Data records for software interfaces
━━━━━━━━━━
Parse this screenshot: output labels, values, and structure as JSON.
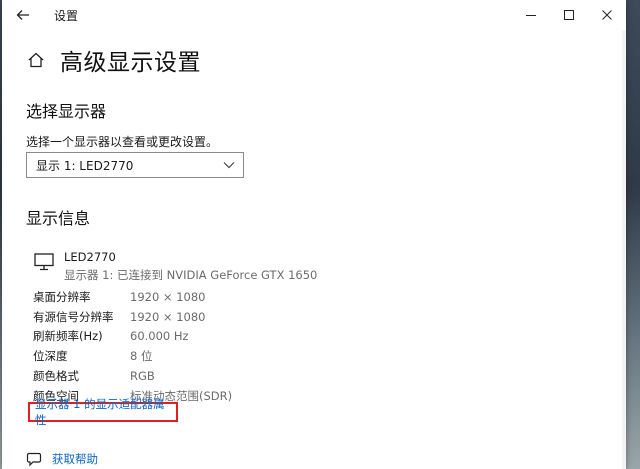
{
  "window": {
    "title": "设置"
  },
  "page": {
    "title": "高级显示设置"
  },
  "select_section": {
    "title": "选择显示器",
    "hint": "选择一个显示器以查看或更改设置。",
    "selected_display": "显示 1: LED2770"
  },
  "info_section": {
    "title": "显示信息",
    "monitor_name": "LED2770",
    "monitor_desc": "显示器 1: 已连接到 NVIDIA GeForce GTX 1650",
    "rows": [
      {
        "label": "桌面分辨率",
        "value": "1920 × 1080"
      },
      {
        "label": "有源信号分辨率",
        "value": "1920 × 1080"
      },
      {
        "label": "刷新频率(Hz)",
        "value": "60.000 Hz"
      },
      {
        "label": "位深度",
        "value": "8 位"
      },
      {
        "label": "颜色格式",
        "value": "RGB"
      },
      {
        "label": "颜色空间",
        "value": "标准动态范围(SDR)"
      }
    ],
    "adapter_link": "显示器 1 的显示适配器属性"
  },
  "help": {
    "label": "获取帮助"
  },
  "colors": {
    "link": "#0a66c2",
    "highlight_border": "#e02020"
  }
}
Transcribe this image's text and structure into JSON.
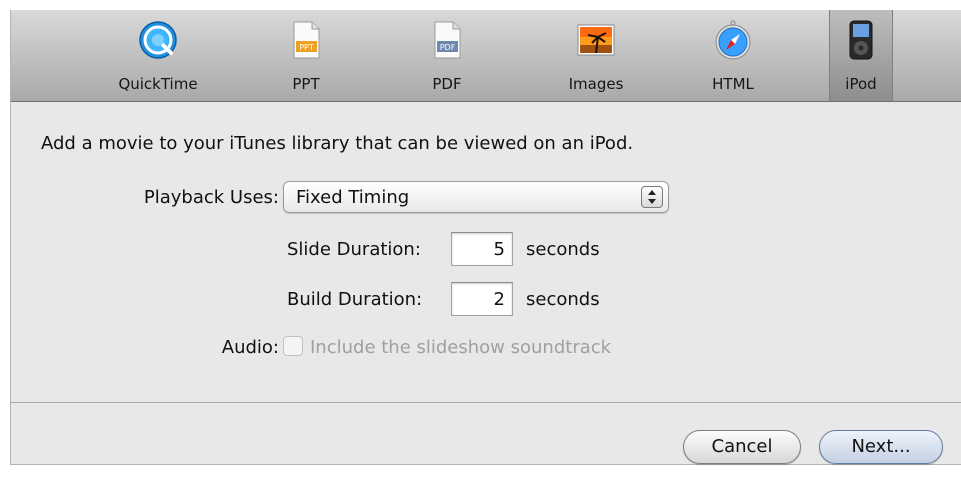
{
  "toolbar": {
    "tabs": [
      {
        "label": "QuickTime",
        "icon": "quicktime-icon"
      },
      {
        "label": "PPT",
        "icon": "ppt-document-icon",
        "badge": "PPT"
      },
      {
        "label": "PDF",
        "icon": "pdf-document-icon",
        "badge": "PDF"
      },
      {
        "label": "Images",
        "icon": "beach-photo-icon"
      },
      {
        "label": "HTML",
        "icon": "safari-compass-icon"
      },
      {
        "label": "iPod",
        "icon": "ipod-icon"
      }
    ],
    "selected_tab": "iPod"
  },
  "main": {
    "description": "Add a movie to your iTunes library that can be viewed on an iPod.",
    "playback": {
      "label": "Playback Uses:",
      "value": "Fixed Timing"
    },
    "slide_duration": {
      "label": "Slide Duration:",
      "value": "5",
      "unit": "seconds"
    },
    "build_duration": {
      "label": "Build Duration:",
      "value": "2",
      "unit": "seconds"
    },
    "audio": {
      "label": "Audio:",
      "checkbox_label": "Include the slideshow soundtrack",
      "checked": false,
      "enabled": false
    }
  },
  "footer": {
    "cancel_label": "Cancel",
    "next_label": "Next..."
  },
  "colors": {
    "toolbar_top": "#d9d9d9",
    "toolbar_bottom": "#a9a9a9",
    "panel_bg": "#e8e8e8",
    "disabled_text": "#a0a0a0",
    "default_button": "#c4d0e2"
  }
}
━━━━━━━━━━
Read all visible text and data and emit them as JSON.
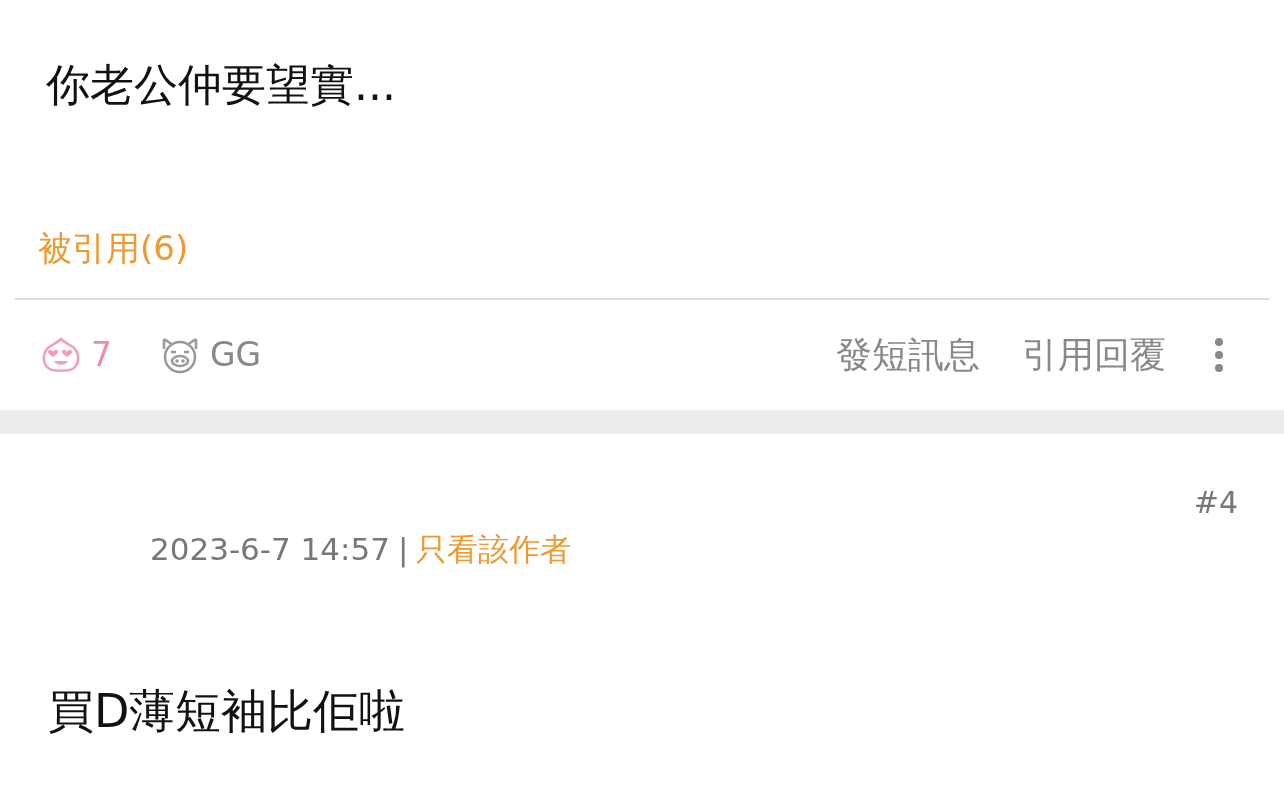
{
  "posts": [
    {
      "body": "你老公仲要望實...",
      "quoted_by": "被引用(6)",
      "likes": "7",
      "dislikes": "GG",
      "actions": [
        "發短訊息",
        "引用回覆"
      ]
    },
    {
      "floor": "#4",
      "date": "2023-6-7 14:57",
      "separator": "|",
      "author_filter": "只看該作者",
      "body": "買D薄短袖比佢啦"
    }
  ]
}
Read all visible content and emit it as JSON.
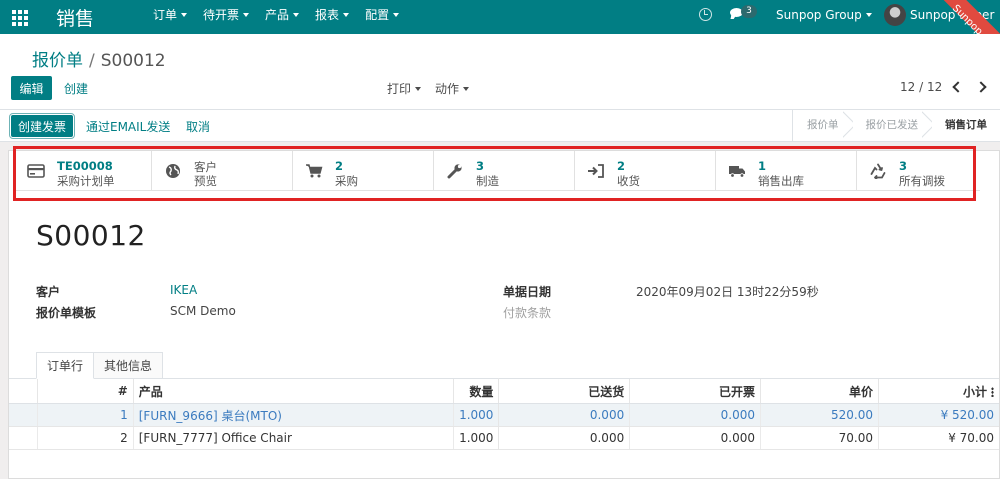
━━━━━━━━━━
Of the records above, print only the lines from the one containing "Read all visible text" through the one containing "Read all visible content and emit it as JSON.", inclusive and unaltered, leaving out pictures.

Read all visible text and data and emit them as JSON.
{
  "posts": [
    {
      "body": "你老公仲要望實...",
      "quoted_by": "被引用(6)",
      "likes": "7",
      "dislikes": "GG",
      "actions": [
        "發短訊息",
        "引用回覆"
      ]
    },
    {
      "floor": "#4",
      "date": "2023-6-7 14:57",
      "separator": "|",
      "author_filter": "只看該作者",
      "body": "買D薄短袖比佢啦"
    }
  ]
}
Read all visible content and emit it as JSON.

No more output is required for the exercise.